Re: Should the Redskins change their name?
Does anybody remember Little Black Sambo? I loved that book when I was a kid.
When the author originally wrote that book (back in the late 1800's) from what I understand, she wasn't trying to be derogatory. The story itself took place in Southern India and Sambo wasn't African-American, he was Tamil (which is a nationality/group of people in India). But that didn't stop the book from becoming perceived as racist over time in most places (except Japan, for some reason.)
There was a chain of restaurants from the 60's called Sambo's (based off the names of the owners Sam and Bo) and the racist perception of the name Sambo led to the chain closing down in the early 80's.
And then there's the evolution of the word "gay" from happy to homosexual.
So, for me, the original intent of the name, whether it was meant to be good or bad, doesn't really matter.
Unfortunately, with Racism, the majority can't tell how the minority feels and can't tell the minority how they should feel.
I'm an aging white male but I've had brushes with racism because my name is frequently perceived to be that of a black man. When I was a kid (back in the 60's), my mother tried to enroll me (over the phone) in a "swim club" that all my friends were joining. When the Swim Club denied me entrance over some obviously BS reason, my mom got pissed and we went over there so she could give them a piece of her mind. When they saw us, they actually said, "Oh. You're white. No problem, then. Sign here."
I've seen and experienced similar things since then. So I know it's out there and I know that for the most part, the majority doesn't see it and can't quite conceive that it's actually there.
The minority (whatever that minority is) can get overly touchy and start to perceive slights and insults where none were intended but they get that way not because they're paranoid and overly sensitive, but because they've had to endure this sort of BS.
BUT... like Sambo... something like "The Redskins" or "The Braves" isn't going to change until those words start to be perceived by large swathes of the community as an insult. And there are nowhere near enough people who perceive it that way at this time.

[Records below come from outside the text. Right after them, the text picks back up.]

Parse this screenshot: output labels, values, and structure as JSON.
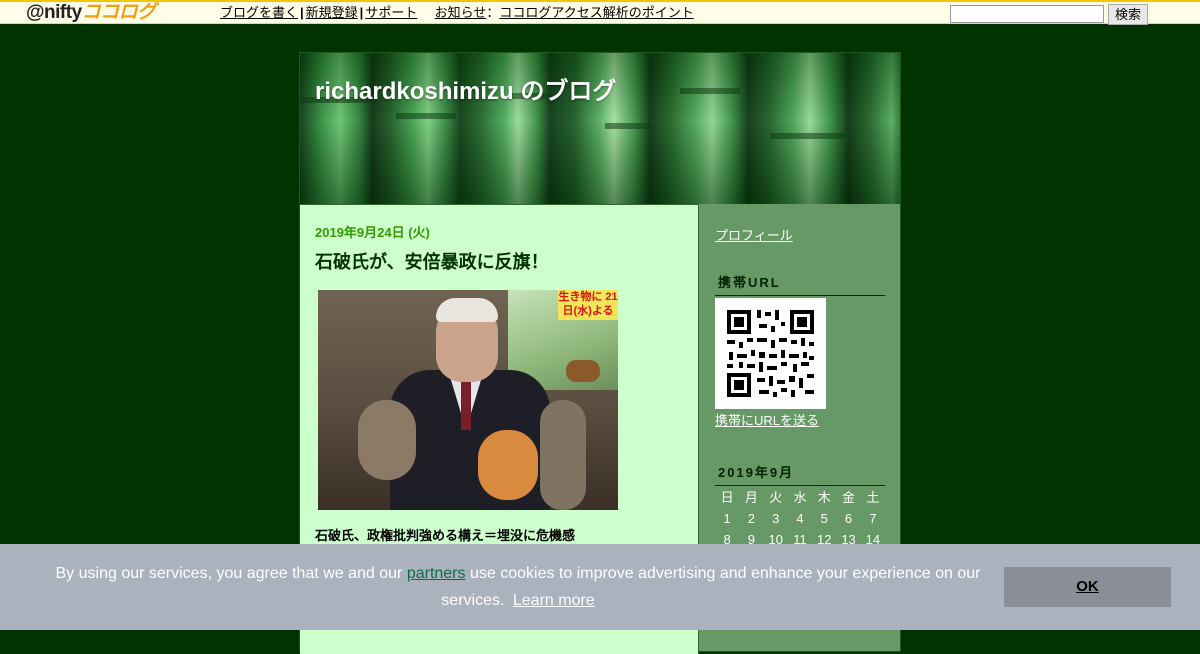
{
  "topbar": {
    "logo_prefix": "@nifty",
    "logo_suffix": "ココログ",
    "nav": [
      "ブログを書く",
      "新規登録",
      "サポート"
    ],
    "news_label": "お知らせ",
    "news_colon": "：",
    "news_link": "ココログアクセス解析のポイント",
    "search_button": "検索",
    "search_value": ""
  },
  "blog": {
    "title": "richardkoshimizu のブログ"
  },
  "post": {
    "date": "2019年9月24日 (火)",
    "title": "石破氏が、安倍暴政に反旗！",
    "photo_sign": "生き物に 21日(水)よる",
    "subtitle": "石破氏、政権批判強める構え＝埋没に危機感"
  },
  "sidebar": {
    "profile_link": "プロフィール",
    "mobile_heading": "携帯URL",
    "mobile_link": "携帯にURLを送る",
    "calendar_heading": "2019年9月",
    "weekdays": [
      "日",
      "月",
      "火",
      "水",
      "木",
      "金",
      "土"
    ],
    "weeks": [
      [
        "1",
        "2",
        "3",
        "4",
        "5",
        "6",
        "7"
      ],
      [
        "8",
        "9",
        "10",
        "11",
        "12",
        "13",
        "14"
      ]
    ]
  },
  "cookie": {
    "text_before": "By using our services, you agree that we and our",
    "partners_link": "partners",
    "text_after": "use cookies to improve advertising and enhance your experience on our services.",
    "learn_more": "Learn more",
    "ok_button": "OK"
  },
  "colors": {
    "page_bg": "#003300",
    "sidebar_bg": "#669966",
    "main_bg": "#ccffcc",
    "date_green": "#339900",
    "cookie_bg": "#aab2bd",
    "ok_bg": "#8a8e97",
    "partners_link": "#0a6e47"
  }
}
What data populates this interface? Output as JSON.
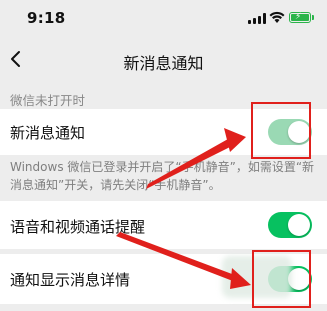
{
  "status_bar": {
    "time": "9:18",
    "icons": [
      "signal-icon",
      "wifi-icon",
      "battery-charging-icon"
    ],
    "battery_color": "#2bb44a"
  },
  "nav": {
    "back_icon": "chevron-left-icon",
    "title": "新消息通知"
  },
  "section": {
    "label": "微信未打开时"
  },
  "settings": [
    {
      "label": "新消息通知",
      "enabled": true
    },
    {
      "label": "语音和视频通话提醒",
      "enabled": true
    },
    {
      "label": "通知显示消息详情",
      "enabled": true
    }
  ],
  "description": "Windows 微信已登录并开启了“手机静音”，如需设置“新消息通知”开关，请先关闭“手机静音”。",
  "colors": {
    "toggle_on": "#07c160",
    "annotation": "#e0201c",
    "background": "#ededed"
  }
}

Personally, when I was growing up, I always wanted to be an American Indian. When we played Cowboys and Indians, I was the Indian. My dad swore up and down that we were about 1/8th Mingo Iroquois but I'm pretty sure he was saying that just to be cool.
Adoptee: #55 - Chris Myers.